In the United States Circuit Court, this city, Judge Ingersoll presiding, an important case was decided on the 1st inst. The parties were Conrad Poppenhusen, complainant, against the New York Gutta Percha Comb Company, defendants. The suit was brought to recover damages f or inf ringing two patents of L. Otto and P. Meyer, one issued Dec. 20, 1853, and the other April 4, 1854, bSth assigned to the complainant. The first patent was for oiling or greasing the surface of gutta percha or india-rubber preparatory to being vulcanized, to make what is known as the " hard compound" for making combs and such like articles. The oil was applied to prevent the surface of the prepared gum adhering to the molds or covering, during the vulcanizing process. The second patent was for covering the surface of the vulcanized gum with tinfoil or its equivalent flexible metal pressed in contact with the surface of the gum to preserve the form during the vulcanizing process. The defense set up was, first, that the defendants did not infringe; and second, that, L. Otto and P. Meyer, the patentees, were not the original and first inventors. During the trial, it appeared that the defendants had only used the oiling process covered by the first patent for a short time, but it was proved that they had used the process covered by the second patent, and were still using it. Damages of $100 were awarded for the infringement of the second, and of 6 cents for the infringement of the first patent. These decisions sustained the validity of both patents. The case was contested at great length, and occupied the Court eleven days. For plaintiff, C. M. Keller and F. B. Cutting; and for defendants, George Gifford, and E. W. Stoughton.

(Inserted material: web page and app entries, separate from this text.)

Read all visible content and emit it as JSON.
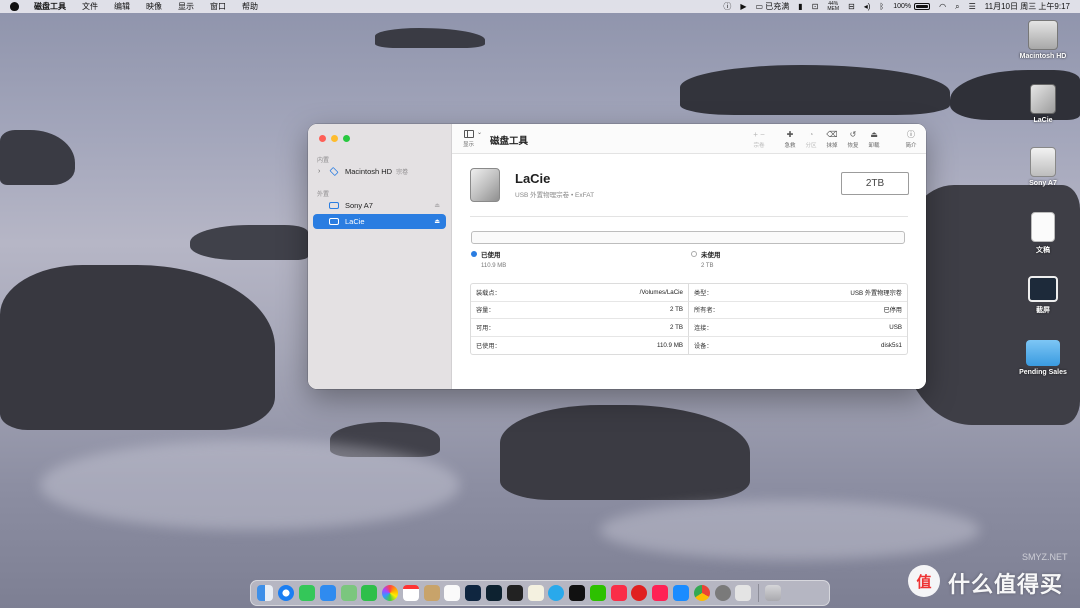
{
  "menubar": {
    "app_name": "磁盘工具",
    "menus": [
      "文件",
      "编辑",
      "映像",
      "显示",
      "窗口",
      "帮助"
    ],
    "status": {
      "charge_label": "已充满",
      "memory_percent": "44%",
      "memory_label": "MEM",
      "battery_percent": "100%",
      "datetime": "11月10日 周三 上午9:17"
    }
  },
  "desktop_icons": [
    {
      "label": "Macintosh HD",
      "icon": "hard-drive-icon"
    },
    {
      "label": "LaCie",
      "icon": "external-drive-icon"
    },
    {
      "label": "Sony A7",
      "icon": "sd-card-icon"
    },
    {
      "label": "文稿",
      "icon": "document-icon"
    },
    {
      "label": "截屏",
      "icon": "screenshot-icon"
    },
    {
      "label": "Pending Sales",
      "icon": "folder-icon"
    }
  ],
  "window": {
    "sidebar": {
      "section_internal": "内置",
      "section_external": "外置",
      "items": [
        {
          "label": "Macintosh HD",
          "tag": "宗卷"
        },
        {
          "label": "Sony A7"
        },
        {
          "label": "LaCie"
        }
      ]
    },
    "toolbar": {
      "view_label": "显示",
      "title": "磁盘工具",
      "buttons": [
        {
          "glyph": "+  −",
          "label": "宗卷",
          "enabled": false
        },
        {
          "glyph": "✚",
          "label": "急救",
          "enabled": true
        },
        {
          "glyph": "◔",
          "label": "分区",
          "enabled": false
        },
        {
          "glyph": "⌫",
          "label": "抹掉",
          "enabled": true
        },
        {
          "glyph": "↺",
          "label": "恢复",
          "enabled": true
        },
        {
          "glyph": "⏏",
          "label": "卸载",
          "enabled": true
        },
        {
          "glyph": "ⓘ",
          "label": "简介",
          "enabled": true
        }
      ]
    },
    "disk": {
      "name": "LaCie",
      "subtitle": "USB 外置物理宗卷 • ExFAT",
      "capacity": "2TB",
      "used_fraction": 0.0001
    },
    "legend": {
      "used_label": "已使用",
      "used_value": "110.9 MB",
      "free_label": "未使用",
      "free_value": "2 TB",
      "used_color": "#2a7de1",
      "free_color": "#ffffff"
    },
    "info": [
      {
        "k": "装载点：",
        "v": "/Volumes/LaCie"
      },
      {
        "k": "类型：",
        "v": "USB 外置物理宗卷"
      },
      {
        "k": "容量：",
        "v": "2 TB"
      },
      {
        "k": "所有者：",
        "v": "已停用"
      },
      {
        "k": "可用：",
        "v": "2 TB"
      },
      {
        "k": "连接：",
        "v": "USB"
      },
      {
        "k": "已使用：",
        "v": "110.9 MB"
      },
      {
        "k": "设备：",
        "v": "disk5s1"
      }
    ]
  },
  "watermark": {
    "logo_char": "值",
    "text": "什么值得买",
    "small": "SMYZ.NET"
  },
  "colors": {
    "accent": "#2a7de1",
    "close": "#fe5f57",
    "minimize": "#febc2e",
    "maximize": "#28c840"
  }
}
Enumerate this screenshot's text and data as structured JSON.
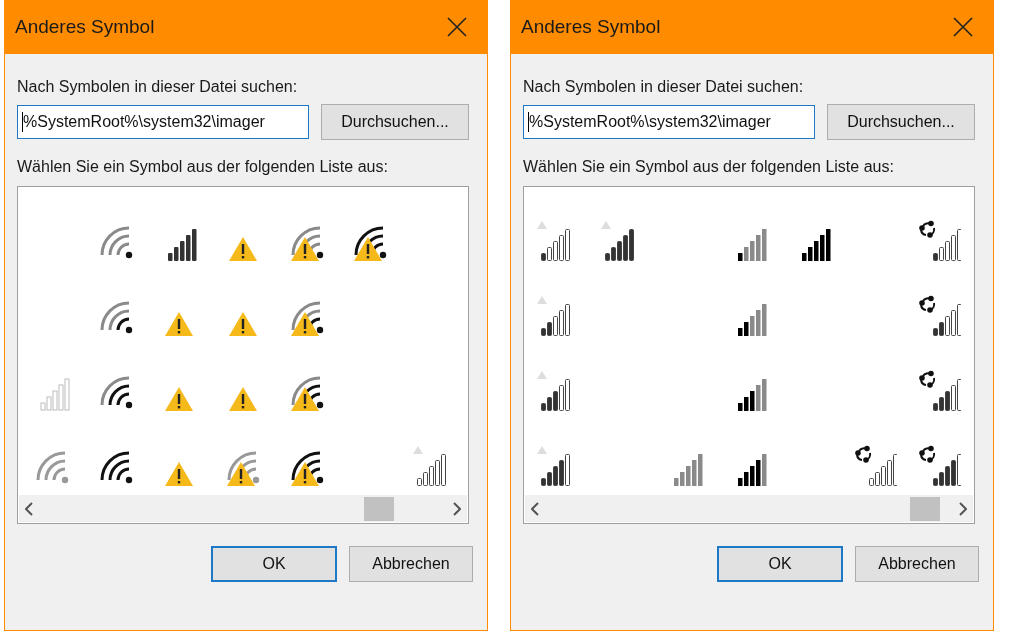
{
  "dialogs": [
    {
      "title": "Anderes Symbol",
      "search_label": "Nach Symbolen in dieser Datei suchen:",
      "path_field": {
        "value": "%SystemRoot%\\system32\\imager"
      },
      "browse_button": "Durchsuchen...",
      "list_label": "Wählen Sie ein Symbol aus der folgenden Liste aus:",
      "icon_rows": [
        [
          {
            "kind": "empty"
          },
          {
            "kind": "wifi-0"
          },
          {
            "kind": "bars-dark"
          },
          {
            "kind": "warn"
          },
          {
            "kind": "wifi-0-warn"
          },
          {
            "kind": "wifi-3-warn"
          },
          {
            "kind": "empty"
          }
        ],
        [
          {
            "kind": "empty"
          },
          {
            "kind": "wifi-1"
          },
          {
            "kind": "warn"
          },
          {
            "kind": "warn"
          },
          {
            "kind": "wifi-1-warn"
          },
          {
            "kind": "empty"
          },
          {
            "kind": "empty"
          }
        ],
        [
          {
            "kind": "bars-faint"
          },
          {
            "kind": "wifi-2"
          },
          {
            "kind": "warn"
          },
          {
            "kind": "warn"
          },
          {
            "kind": "wifi-2-warn"
          },
          {
            "kind": "empty"
          },
          {
            "kind": "empty"
          }
        ],
        [
          {
            "kind": "wifi-dim"
          },
          {
            "kind": "wifi-3"
          },
          {
            "kind": "warn"
          },
          {
            "kind": "wifi-dim-warn"
          },
          {
            "kind": "wifi-3-warn"
          },
          {
            "kind": "empty"
          },
          {
            "kind": "tri-0"
          }
        ]
      ],
      "buttons": [
        {
          "label": "OK",
          "default": true
        },
        {
          "label": "Abbrechen",
          "default": false
        }
      ]
    },
    {
      "title": "Anderes Symbol",
      "search_label": "Nach Symbolen in dieser Datei suchen:",
      "path_field": {
        "value": "%SystemRoot%\\system32\\imager"
      },
      "browse_button": "Durchsuchen...",
      "list_label": "Wählen Sie ein Symbol aus der folgenden Liste aus:",
      "icon_rows": [
        [
          {
            "kind": "tri-1"
          },
          {
            "kind": "tri-5"
          },
          {
            "kind": "empty"
          },
          {
            "kind": "sig-1"
          },
          {
            "kind": "sig-5"
          },
          {
            "kind": "empty"
          },
          {
            "kind": "cyc-1"
          }
        ],
        [
          {
            "kind": "tri-2"
          },
          {
            "kind": "empty"
          },
          {
            "kind": "empty"
          },
          {
            "kind": "sig-2"
          },
          {
            "kind": "empty"
          },
          {
            "kind": "empty"
          },
          {
            "kind": "cyc-2"
          }
        ],
        [
          {
            "kind": "tri-3"
          },
          {
            "kind": "empty"
          },
          {
            "kind": "empty"
          },
          {
            "kind": "sig-3"
          },
          {
            "kind": "empty"
          },
          {
            "kind": "empty"
          },
          {
            "kind": "cyc-3"
          }
        ],
        [
          {
            "kind": "tri-4"
          },
          {
            "kind": "empty"
          },
          {
            "kind": "sig-0"
          },
          {
            "kind": "sig-4"
          },
          {
            "kind": "empty"
          },
          {
            "kind": "cyc-0"
          },
          {
            "kind": "cyc-4"
          }
        ]
      ],
      "buttons": [
        {
          "label": "OK",
          "default": true
        },
        {
          "label": "Abbrechen",
          "default": false
        }
      ]
    }
  ]
}
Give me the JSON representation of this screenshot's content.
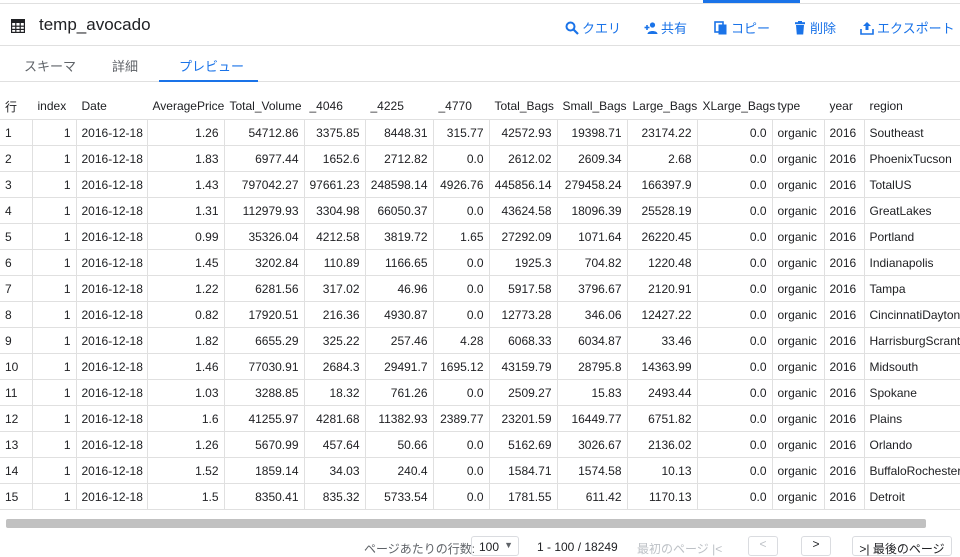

This article was originally published with the title "Patent Suit—India-Rubber" in Scientific American 13, 40, 317 (June 1858)